"""

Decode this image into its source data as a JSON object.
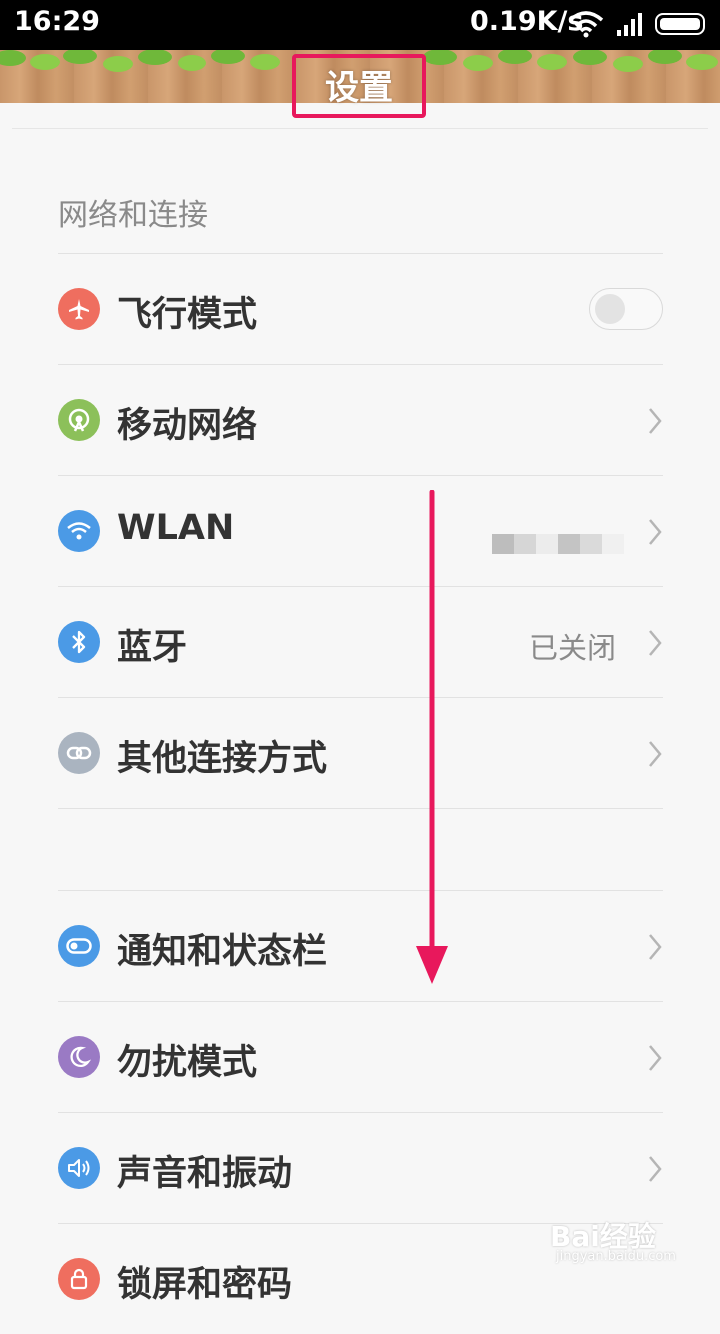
{
  "status_bar": {
    "time": "16:29",
    "net_speed": "0.19K/s"
  },
  "header": {
    "title": "设置"
  },
  "section_network": {
    "title": "网络和连接"
  },
  "rows": [
    {
      "label": "飞行模式",
      "icon": "airplane-icon",
      "icon_color": "#ef6e5f",
      "control": "toggle",
      "toggle_on": false
    },
    {
      "label": "移动网络",
      "icon": "mobile-network-icon",
      "icon_color": "#8cc05a",
      "control": "chevron"
    },
    {
      "label": "WLAN",
      "icon": "wifi-icon",
      "icon_color": "#4b9ae6",
      "control": "chevron",
      "value_obscured": true
    },
    {
      "label": "蓝牙",
      "icon": "bluetooth-icon",
      "icon_color": "#4b9ae6",
      "control": "chevron",
      "value": "已关闭"
    },
    {
      "label": "其他连接方式",
      "icon": "link-icon",
      "icon_color": "#aab4c0",
      "control": "chevron"
    },
    {
      "label": "通知和状态栏",
      "icon": "notification-toggle-icon",
      "icon_color": "#4b9ae6",
      "control": "chevron"
    },
    {
      "label": "勿扰模式",
      "icon": "moon-icon",
      "icon_color": "#9a7ac4",
      "control": "chevron"
    },
    {
      "label": "声音和振动",
      "icon": "speaker-icon",
      "icon_color": "#4b9ae6",
      "control": "chevron"
    },
    {
      "label": "锁屏和密码",
      "icon": "lock-icon",
      "icon_color": "#ef6e5f",
      "control": "chevron"
    }
  ],
  "annotations": {
    "highlight_color": "#e8185c",
    "scroll_arrow": "down"
  },
  "watermark": {
    "brand": "Bai经验",
    "url": "jingyan.baidu.com"
  }
}
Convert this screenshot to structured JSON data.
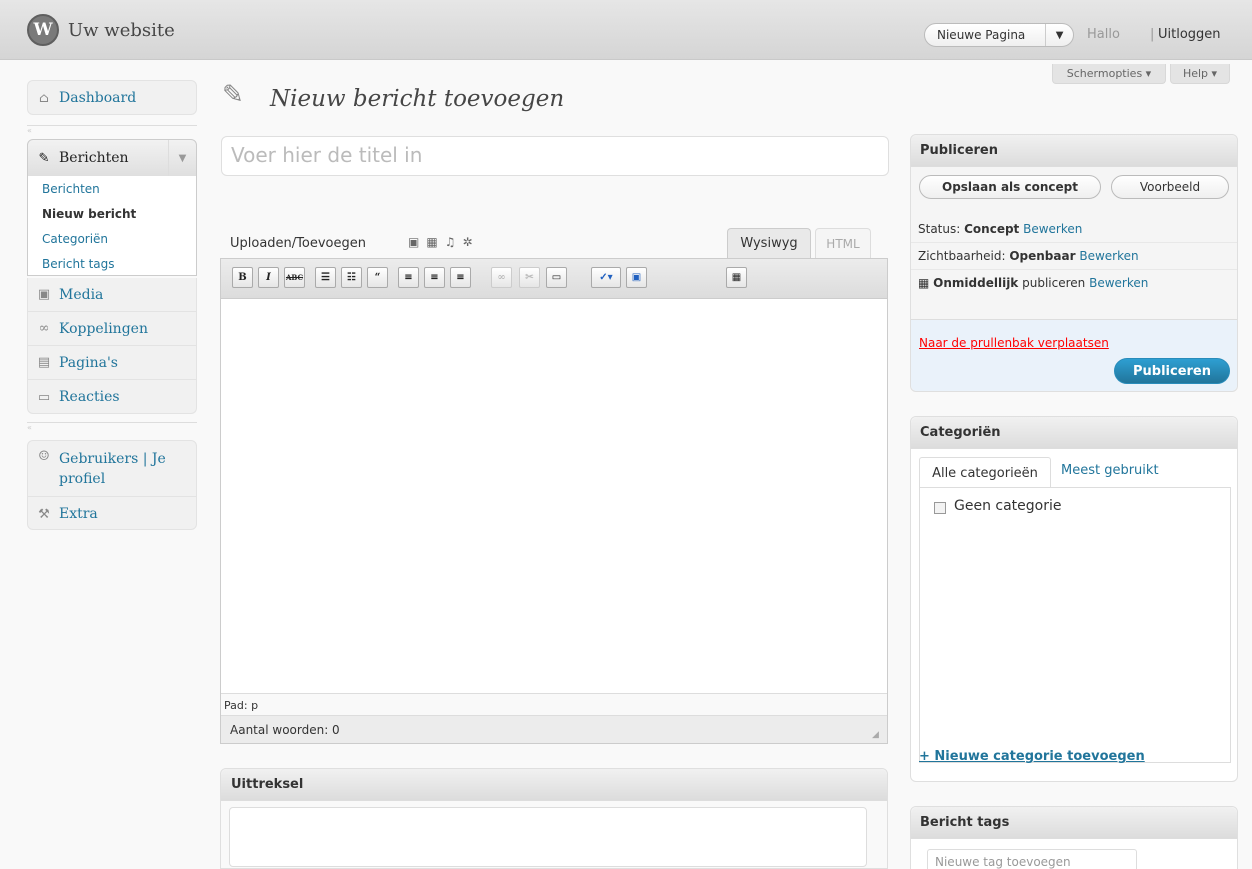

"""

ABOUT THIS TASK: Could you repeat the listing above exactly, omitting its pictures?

ANSWER BOX:
Decode this image into its source data as a JSON object.
{
  "status_bar": {
    "time": "16:29",
    "net_speed": "0.19K/s"
  },
  "header": {
    "title": "设置"
  },
  "section_network": {
    "title": "网络和连接"
  },
  "rows": [
    {
      "label": "飞行模式",
      "icon": "airplane-icon",
      "icon_color": "#ef6e5f",
      "control": "toggle",
      "toggle_on": false
    },
    {
      "label": "移动网络",
      "icon": "mobile-network-icon",
      "icon_color": "#8cc05a",
      "control": "chevron"
    },
    {
      "label": "WLAN",
      "icon": "wifi-icon",
      "icon_color": "#4b9ae6",
      "control": "chevron",
      "value_obscured": true
    },
    {
      "label": "蓝牙",
      "icon": "bluetooth-icon",
      "icon_color": "#4b9ae6",
      "control": "chevron",
      "value": "已关闭"
    },
    {
      "label": "其他连接方式",
      "icon": "link-icon",
      "icon_color": "#aab4c0",
      "control": "chevron"
    },
    {
      "label": "通知和状态栏",
      "icon": "notification-toggle-icon",
      "icon_color": "#4b9ae6",
      "control": "chevron"
    },
    {
      "label": "勿扰模式",
      "icon": "moon-icon",
      "icon_color": "#9a7ac4",
      "control": "chevron"
    },
    {
      "label": "声音和振动",
      "icon": "speaker-icon",
      "icon_color": "#4b9ae6",
      "control": "chevron"
    },
    {
      "label": "锁屏和密码",
      "icon": "lock-icon",
      "icon_color": "#ef6e5f",
      "control": "chevron"
    }
  ],
  "annotations": {
    "highlight_color": "#e8185c",
    "scroll_arrow": "down"
  },
  "watermark": {
    "brand": "Bai经验",
    "url": "jingyan.baidu.com"
  }
}
Convert this screenshot to structured JSON data.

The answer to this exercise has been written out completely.